When the answers are worn out and the kitsch is too

When the answers are worn out and the kitsch is too

First, a hard thing I wrote and then, a happy meal

I went to New York City for spring break with my kids. It was really special. And also very difficult because of an extenuating circumstance I like to call “being a parent in America.” I wrote a piece about it for Harper’s Bazaar. The essay is about trying to find impossible answers to the impossible questions that America’s first-person shooter culture forces us to ask. It’s also a love letter to New York City and my kids. I hope you read it. 

What are we going to do?…there are no answers to my daughter’s question at an individual level. So in America, the land of the individual, there are no answers and there will never be enough time. 

It is still wild to me that people take the time to read my work. I am really grateful to be read by the folks over at Longreads (my piece was an Editor’s Pick!), the amazing Kaitlyn Greenidge (who also edited one of the best things I’ve written.Good editors equal good writing!) and Rainesford Stauffer.

I am also so grateful to be read by you. I know there’s never enough time. Thank you for sharing your never enough with me. Thank you for letting me share my never enough with you. 

Read the essay.

While we were in New York, I tried to think of things that would seem vivid to my kids now, but would certainly fall flat later.

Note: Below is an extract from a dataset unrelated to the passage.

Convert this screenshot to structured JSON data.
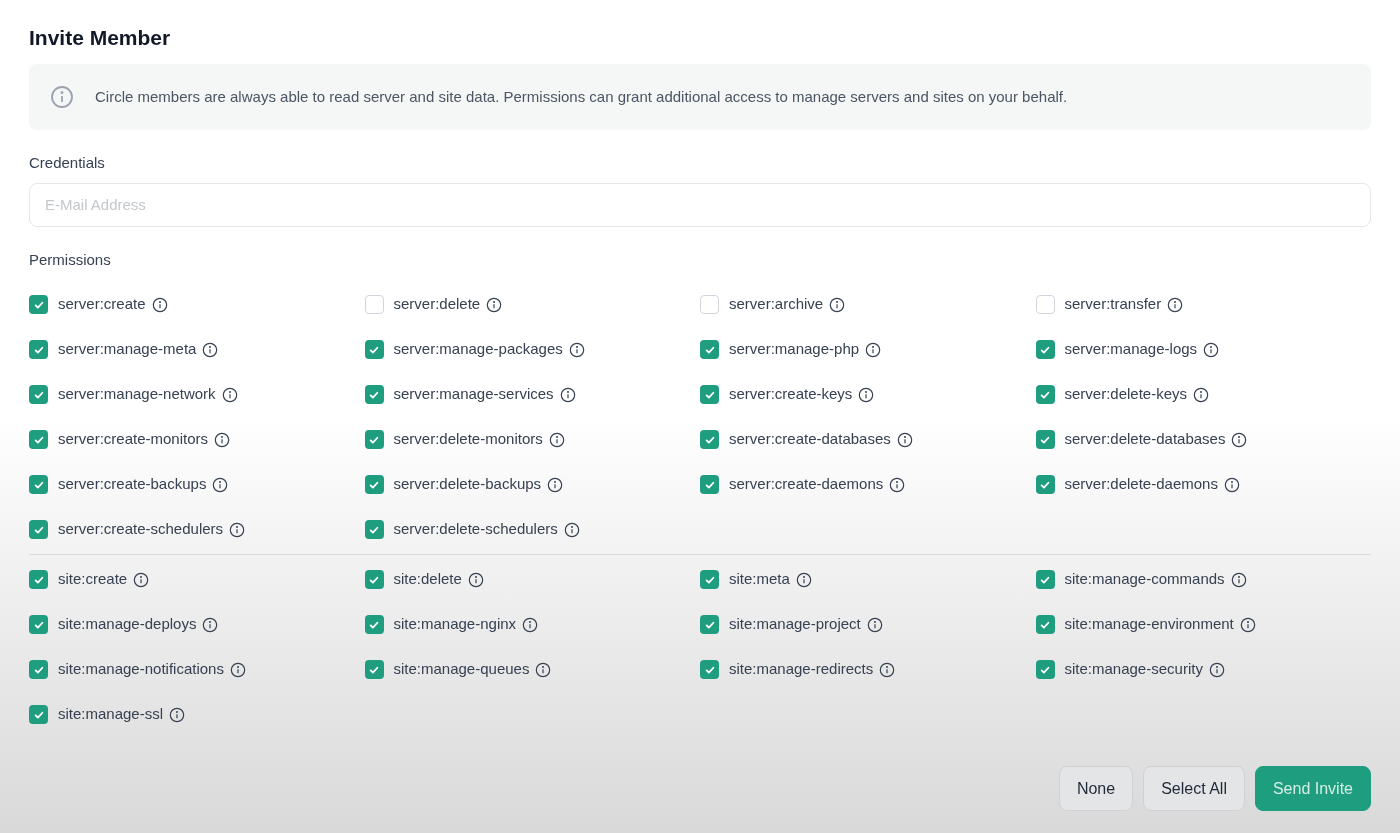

For my fourteen year old, that meant a visit to Serendipity 3. 

When Serendipity opened in 1954, the entrance felt like a rabbit hole that led to a little Alice in Wonderland pocket dimension. The walls functioned as Andy Warhol’s first art gallery. The food was a gluttonous rebuttal to a midcentury emphasis on meat and potato convenience. 

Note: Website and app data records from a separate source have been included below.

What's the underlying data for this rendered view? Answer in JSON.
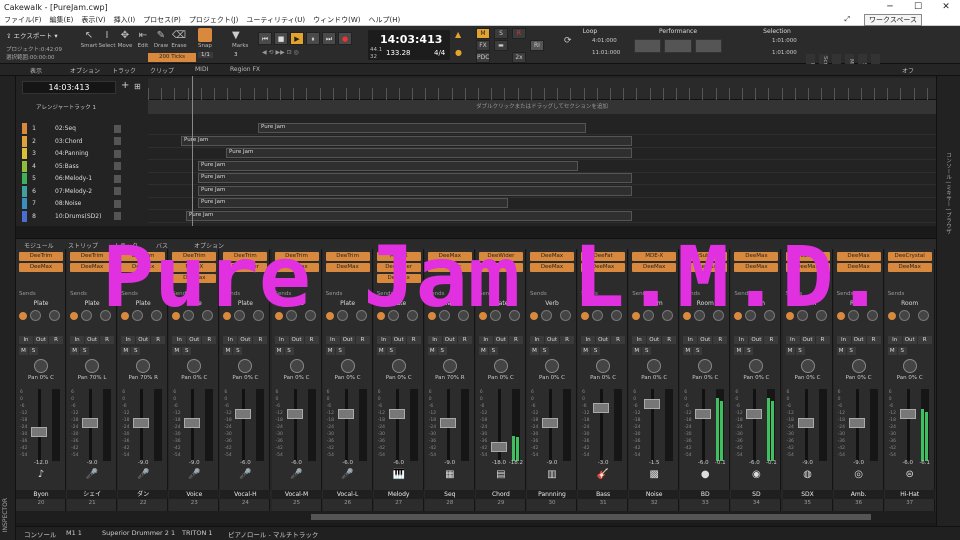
{
  "window": {
    "title": "Cakewalk - [PureJam.cwp]",
    "minimize": "─",
    "maximize": "☐",
    "close": "✕"
  },
  "menu": {
    "items": [
      "ファイル(F)",
      "編集(E)",
      "表示(V)",
      "挿入(I)",
      "プロセス(P)",
      "プロジェクト(J)",
      "ユーティリティ(U)",
      "ウィンドウ(W)",
      "ヘルプ(H)"
    ],
    "workspace": "ワークスペース"
  },
  "control": {
    "export": "エクスポート",
    "project_label": "プロジェクト:0:42:09",
    "selection_label": "選択範囲:00:00:00",
    "tools": [
      "Smart",
      "Select",
      "Move",
      "Edit",
      "Draw",
      "Erase"
    ],
    "snap": "Snap",
    "ticks": "200 Ticks",
    "marks": "Marks",
    "snap_val": "1/1",
    "marks_val": "3",
    "time": "14:03:413",
    "tempo": "133.28",
    "meter": "4/4",
    "beat_a": "44.1",
    "beat_b": "32",
    "modes": [
      "M",
      "S",
      "R",
      "FX",
      "PDC",
      "2x",
      "RI"
    ],
    "loop": {
      "title": "Loop",
      "start": "4:01:000",
      "end": "11:01:000"
    },
    "performance": {
      "title": "Performance"
    },
    "selection": {
      "title": "Selection",
      "start": "1:01:000",
      "end": "1:01:000"
    },
    "vtabs": [
      "Ports",
      "Screenset",
      "ACT",
      "Markers",
      "Snap",
      "Mix"
    ]
  },
  "trackmenu": {
    "items": [
      "表示",
      "オプション",
      "トラック",
      "クリップ",
      "MIDI",
      "Region FX"
    ],
    "right": "オフ"
  },
  "tracks": {
    "now_time": "14:03:413",
    "arranger_label": "アレンジャートラック 1",
    "arranger_hint": "ダブルクリックまたはドラッグしてセクションを追加",
    "rows": [
      {
        "num": "1",
        "name": "02:Seq",
        "color": "#d9893e"
      },
      {
        "num": "2",
        "name": "03:Chord",
        "color": "#e0a03a"
      },
      {
        "num": "3",
        "name": "04:Panning",
        "color": "#d9c23a"
      },
      {
        "num": "4",
        "name": "05:Bass",
        "color": "#8fbf3a"
      },
      {
        "num": "5",
        "name": "06:Melody-1",
        "color": "#3faf5a"
      },
      {
        "num": "6",
        "name": "07:Melody-2",
        "color": "#3fa0a0"
      },
      {
        "num": "7",
        "name": "08:Noise",
        "color": "#3a8fbf"
      },
      {
        "num": "8",
        "name": "10:Drums(SD2)",
        "color": "#4a6fd0"
      }
    ],
    "clip_name": "Pure Jam",
    "right_vertical": "コンソール | ミキサー | ブラウザ"
  },
  "console_menu": {
    "items": [
      "モジュール",
      "ストリップ",
      "トラック",
      "バス",
      "オプション"
    ]
  },
  "console": {
    "sends_label": "Sends",
    "io_labels": [
      "In",
      "Out",
      "R"
    ],
    "strips": [
      {
        "fx": [
          "DeeTrim",
          "DeeMax"
        ],
        "send": "Plate",
        "pan": "Pan 0% C",
        "vol": "-12.0",
        "icon": "guitar-icon",
        "glyph": "♪",
        "name": "Byon",
        "num": "20",
        "fader": 0.56,
        "meter": 0
      },
      {
        "fx": [
          "DeeTrim",
          "DeeMax"
        ],
        "send": "Plate",
        "pan": "Pan 70% L",
        "vol": "-9.0",
        "icon": "microphone-icon",
        "glyph": "🎤",
        "name": "シェイ",
        "num": "21",
        "fader": 0.42,
        "meter": 0
      },
      {
        "fx": [
          "DeeTrim",
          "DeeMax"
        ],
        "send": "Plate",
        "pan": "Pan 70% R",
        "vol": "-9.0",
        "icon": "microphone-icon",
        "glyph": "🎤",
        "name": "ダン",
        "num": "22",
        "fader": 0.42,
        "meter": 0
      },
      {
        "fx": [
          "DeeTrim",
          "MDE-X",
          "DeeMax"
        ],
        "send": "Plate",
        "pan": "Pan 0% C",
        "vol": "-9.0",
        "icon": "microphone-icon",
        "glyph": "🎤",
        "name": "Voice",
        "num": "23",
        "fader": 0.42,
        "meter": 0
      },
      {
        "fx": [
          "DeeTrim",
          "DeeWider"
        ],
        "send": "Plate",
        "pan": "Pan 0% C",
        "vol": "-6.0",
        "icon": "microphone-icon",
        "glyph": "🎤",
        "name": "Vocal-H",
        "num": "24",
        "fader": 0.3,
        "meter": 0
      },
      {
        "fx": [
          "DeeTrim",
          "DeeMax"
        ],
        "send": "Plate",
        "pan": "Pan 0% C",
        "vol": "-6.0",
        "icon": "microphone-icon",
        "glyph": "🎤",
        "name": "Vocal-M",
        "num": "25",
        "fader": 0.3,
        "meter": 0
      },
      {
        "fx": [
          "DeeTrim",
          "DeeMax"
        ],
        "send": "Plate",
        "pan": "Pan 0% C",
        "vol": "-6.0",
        "icon": "microphone-icon",
        "glyph": "🎤",
        "name": "Vocal-L",
        "num": "26",
        "fader": 0.3,
        "meter": 0
      },
      {
        "fx": [
          "MDE-X",
          "DeeWider",
          "DeeMax"
        ],
        "send": "Plate",
        "pan": "Pan 0% C",
        "vol": "-6.0",
        "icon": "synth-icon",
        "glyph": "🎹",
        "name": "Melody",
        "num": "27",
        "fader": 0.3,
        "meter": 0
      },
      {
        "fx": [
          "DeeMax",
          "DeeMax"
        ],
        "send": "Plate",
        "pan": "Pan 70% R",
        "vol": "-9.0",
        "icon": "sequencer-icon",
        "glyph": "▦",
        "name": "Seq",
        "num": "28",
        "fader": 0.42,
        "meter": 0
      },
      {
        "fx": [
          "DeeWider",
          "DeeMax"
        ],
        "send": "Plate",
        "pan": "Pan 0% C",
        "vol": "-18.0",
        "vol2": "-18.2",
        "icon": "keyboard-icon",
        "glyph": "▤",
        "name": "Chord",
        "num": "29",
        "fader": 0.78,
        "meter": 0.35
      },
      {
        "fx": [
          "DeeMax",
          "DeeMax"
        ],
        "send": "Verb",
        "pan": "Pan 0% C",
        "vol": "-9.0",
        "icon": "keyboard-icon",
        "glyph": "▥",
        "name": "Pannning",
        "num": "30",
        "fader": 0.42,
        "meter": 0
      },
      {
        "fx": [
          "DeeFat",
          "DeeMax"
        ],
        "send": "Room",
        "pan": "Pan 0% C",
        "vol": "-3.0",
        "icon": "bass-icon",
        "glyph": "🎸",
        "name": "Bass",
        "num": "31",
        "fader": 0.2,
        "meter": 0
      },
      {
        "fx": [
          "MDE-X",
          "DeeMax"
        ],
        "send": "Room",
        "pan": "Pan 0% C",
        "vol": "-1.5",
        "icon": "noise-icon",
        "glyph": "▩",
        "name": "Noise",
        "num": "32",
        "fader": 0.14,
        "meter": 0
      },
      {
        "fx": [
          "DeeSubBass",
          "DeeMax"
        ],
        "send": "Room",
        "pan": "Pan 0% C",
        "vol": "-6.0",
        "vol2": "-0.1",
        "icon": "kick-drum-icon",
        "glyph": "●",
        "name": "BD",
        "num": "33",
        "fader": 0.3,
        "meter": 0.88
      },
      {
        "fx": [
          "DeeMax",
          "DeeMax"
        ],
        "send": "Room",
        "pan": "Pan 0% C",
        "vol": "-6.0",
        "vol2": "-0.1",
        "icon": "snare-drum-icon",
        "glyph": "◉",
        "name": "SD",
        "num": "34",
        "fader": 0.3,
        "meter": 0.88
      },
      {
        "fx": [
          "DeeMax",
          "DeeMax"
        ],
        "send": "Room",
        "pan": "Pan 0% C",
        "vol": "-9.0",
        "icon": "drum-icon",
        "glyph": "◍",
        "name": "SDX",
        "num": "35",
        "fader": 0.42,
        "meter": 0
      },
      {
        "fx": [
          "DeeMax",
          "DeeMax"
        ],
        "send": "Room",
        "pan": "Pan 0% C",
        "vol": "-9.0",
        "icon": "drum-icon",
        "glyph": "◎",
        "name": "Amb.",
        "num": "36",
        "fader": 0.42,
        "meter": 0
      },
      {
        "fx": [
          "DeeCrystal",
          "DeeMax"
        ],
        "send": "Room",
        "pan": "Pan 0% C",
        "vol": "-6.0",
        "vol2": "-6.1",
        "icon": "hihat-icon",
        "glyph": "⊜",
        "name": "Hi-Hat",
        "num": "37",
        "fader": 0.3,
        "meter": 0.72
      }
    ]
  },
  "overlay_text": "Pure Jam L.M.D.",
  "inspector": "INSPECTOR",
  "bottomtabs": [
    "コンソール",
    "M1 1",
    "Superior Drummer 2 1",
    "TRITON 1",
    "ピアノロール - マルチトラック"
  ]
}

It’s kind of wild to think of Andy Warhol, Marilyn Monroe and Jacqueline Kennedy all sitting beneath Tiffany shades eating “footlong hot dogs and caviar omelets.” Serendipity sold viral food in a viral setting before virality was even possible. I respect the hell out kitsch for kitsch sake. 

I didn’t get to Serendipity until 2001, the summer before the Twin Towers fell. I was sixteen. By then, the restaurant was more tourist attraction than artist den. But there were no smart phones or social media. Immersive experiences weren’t created to be photographed and then Instagrammed. So they still had a sense of place, even if the place was well-worn. For a young west coast girl, Serendipity could still feel surprising and vital. 

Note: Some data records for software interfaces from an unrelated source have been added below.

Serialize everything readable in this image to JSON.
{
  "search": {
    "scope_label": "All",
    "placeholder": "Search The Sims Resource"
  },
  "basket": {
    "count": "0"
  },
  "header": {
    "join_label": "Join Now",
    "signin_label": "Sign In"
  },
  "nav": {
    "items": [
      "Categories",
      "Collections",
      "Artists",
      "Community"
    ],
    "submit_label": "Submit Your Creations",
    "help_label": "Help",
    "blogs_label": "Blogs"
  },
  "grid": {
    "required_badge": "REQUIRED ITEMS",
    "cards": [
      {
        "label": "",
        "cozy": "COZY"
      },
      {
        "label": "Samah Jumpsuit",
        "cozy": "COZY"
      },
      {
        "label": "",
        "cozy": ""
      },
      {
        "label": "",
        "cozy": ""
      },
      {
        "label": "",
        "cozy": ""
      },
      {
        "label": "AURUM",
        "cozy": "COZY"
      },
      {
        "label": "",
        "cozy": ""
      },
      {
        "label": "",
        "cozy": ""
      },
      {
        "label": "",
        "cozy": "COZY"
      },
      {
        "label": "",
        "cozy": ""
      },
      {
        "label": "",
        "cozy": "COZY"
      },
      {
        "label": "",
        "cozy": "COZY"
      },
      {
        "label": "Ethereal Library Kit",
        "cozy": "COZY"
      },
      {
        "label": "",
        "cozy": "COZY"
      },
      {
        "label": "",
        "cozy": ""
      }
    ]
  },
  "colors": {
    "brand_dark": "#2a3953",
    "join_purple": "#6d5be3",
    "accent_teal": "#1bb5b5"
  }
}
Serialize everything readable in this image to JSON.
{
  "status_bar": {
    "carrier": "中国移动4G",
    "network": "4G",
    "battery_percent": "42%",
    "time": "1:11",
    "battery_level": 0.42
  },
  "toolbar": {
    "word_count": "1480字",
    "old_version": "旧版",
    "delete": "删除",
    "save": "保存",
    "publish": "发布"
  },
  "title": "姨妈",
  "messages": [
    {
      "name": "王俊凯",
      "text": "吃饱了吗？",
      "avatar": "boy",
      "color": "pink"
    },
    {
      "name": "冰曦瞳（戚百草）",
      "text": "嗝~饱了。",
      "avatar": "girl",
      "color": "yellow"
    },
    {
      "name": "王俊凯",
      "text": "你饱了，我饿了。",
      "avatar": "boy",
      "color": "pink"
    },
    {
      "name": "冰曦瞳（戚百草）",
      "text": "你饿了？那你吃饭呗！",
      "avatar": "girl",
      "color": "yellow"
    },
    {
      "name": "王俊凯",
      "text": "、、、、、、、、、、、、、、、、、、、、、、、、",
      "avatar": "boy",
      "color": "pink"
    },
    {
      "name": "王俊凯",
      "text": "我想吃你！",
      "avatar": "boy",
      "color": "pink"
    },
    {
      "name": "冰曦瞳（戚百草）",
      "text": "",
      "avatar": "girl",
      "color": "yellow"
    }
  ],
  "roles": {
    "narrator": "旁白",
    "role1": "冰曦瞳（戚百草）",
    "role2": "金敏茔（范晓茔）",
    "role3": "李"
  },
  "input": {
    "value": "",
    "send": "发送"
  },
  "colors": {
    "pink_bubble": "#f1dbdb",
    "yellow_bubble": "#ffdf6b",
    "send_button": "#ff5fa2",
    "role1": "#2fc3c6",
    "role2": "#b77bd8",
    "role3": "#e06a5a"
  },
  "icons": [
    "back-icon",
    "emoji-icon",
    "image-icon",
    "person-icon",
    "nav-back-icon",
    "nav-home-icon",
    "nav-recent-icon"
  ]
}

When I walked down into Serendipity, I was transported. But maybe Serendipity was transported by me too. I thought it was still something, and so it was something. Together, Serendipity and teen me created a space that only existed while we shared it.

Now, there are a lot of places that look, feel and taste like Serendipity. Kitch is for influence’s sake. Social media shares make great marketing. Walls function as potential backgrounds for Warhol’s predicted fifteen minutes of fame. Serendipity has to increasingly rely on having once been special. Well, having once been special, brand collaborations and product launches. Which I suppose is how most aging ingenues survive.

My fourteen year old doesn’t have social media. So maybe some immersive moments get to be experienced on better terms. Maybe walls still exist to hold art and beams. But she’s much more perceptive than I was. I think even by sixteen, the little 60th Street restaurant would feel like an imitation of whimsy to her. And she’d be right. 

So I am glad we got to the restaurant when she was 14 years, a month and a few hours old. It was the perfect age for the outing. She was young enough for Serendipity to still live up to its name but old enough for the Andy Warhol wallpaper in the bathroom to make sense. 

She sat up straight, took photos to send her friends and clapped when her big sundae came out at the end of the meal. It was lovely. I’ll never take her back. Like Brigadoon, this version of the restaurant disappeared the moment she walked out of it.